â€œSean is recognized in our program as having a naturally high hemoglobin level, an average that places him just below the threshold of 17.0 for men,â€ said Al Maddox, executive director of Cross Country Canada. â€œThe fact that today’s sample was taken following a long training session was unfortunate. The dehydrated state will often produce a higher reading.â€
The pre-screening of all registered competitors for hemoglobin levels is part of standard FIS anti-doping control procedures, and is implemented as a precautionary health measure. Crooks was one of eight cross-country skiers issued a prohibition, which the FIS said in a statement is undertaken â€œto protect the health of the athlete.â€
Testing on Thursday produced a hemoglobin value of 17.1 for Crooks, a shade above the FIS threshold for male competitors. The 22-year-old native of Thunder Bay, Ont. has displayed a naturally high level in past testing, averaging 16.7 in 2002-03 when measured at low altitude and using five separate tests over that season.

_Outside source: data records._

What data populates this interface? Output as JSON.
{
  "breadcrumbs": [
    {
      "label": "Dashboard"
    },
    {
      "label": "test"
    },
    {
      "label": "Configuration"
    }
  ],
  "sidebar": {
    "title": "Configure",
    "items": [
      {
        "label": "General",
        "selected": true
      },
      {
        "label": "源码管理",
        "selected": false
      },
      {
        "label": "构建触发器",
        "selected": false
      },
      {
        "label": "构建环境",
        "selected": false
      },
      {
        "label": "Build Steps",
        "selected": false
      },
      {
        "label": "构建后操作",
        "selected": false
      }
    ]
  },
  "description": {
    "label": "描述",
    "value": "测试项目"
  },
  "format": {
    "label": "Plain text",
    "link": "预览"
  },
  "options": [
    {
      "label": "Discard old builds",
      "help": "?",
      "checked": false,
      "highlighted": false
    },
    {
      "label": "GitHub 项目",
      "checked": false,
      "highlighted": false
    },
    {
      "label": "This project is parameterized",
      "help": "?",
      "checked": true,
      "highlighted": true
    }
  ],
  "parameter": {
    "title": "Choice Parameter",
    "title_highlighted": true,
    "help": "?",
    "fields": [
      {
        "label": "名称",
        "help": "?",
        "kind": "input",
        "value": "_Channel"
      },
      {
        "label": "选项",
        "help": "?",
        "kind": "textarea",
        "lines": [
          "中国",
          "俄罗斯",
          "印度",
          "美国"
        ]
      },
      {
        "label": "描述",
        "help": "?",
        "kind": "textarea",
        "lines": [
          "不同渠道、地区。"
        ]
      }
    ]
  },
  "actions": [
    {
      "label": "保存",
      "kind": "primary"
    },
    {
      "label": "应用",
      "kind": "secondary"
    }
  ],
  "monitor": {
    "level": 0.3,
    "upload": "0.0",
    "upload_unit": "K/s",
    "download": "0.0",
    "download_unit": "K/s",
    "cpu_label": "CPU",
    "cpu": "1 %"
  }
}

In two days of testing this week, 224 cross-country and Nordic combined athletes were measured for hemoglobin levels. The other cross-country skiers issued a five-day start prohibition on Thursday were Americans Kikkan Randall and Leif Zimmerman, Sergey Dalidovich and Aleksandr Latzukin on Belarus, France’s Jean Marc Gaillard, Russia’s Natalia Matveeva and Germany’s Evi Sachenbacher.
A follow-up procedure will be conducted on Monday, February 13, to re-test the hemoglobin levels of the eight cross-country ski athletes.
â€œBoth Sean and the coaching staff are confident he will pass the follow-up test on Monday,â€ said Maddox.
Source: Cross Country Canada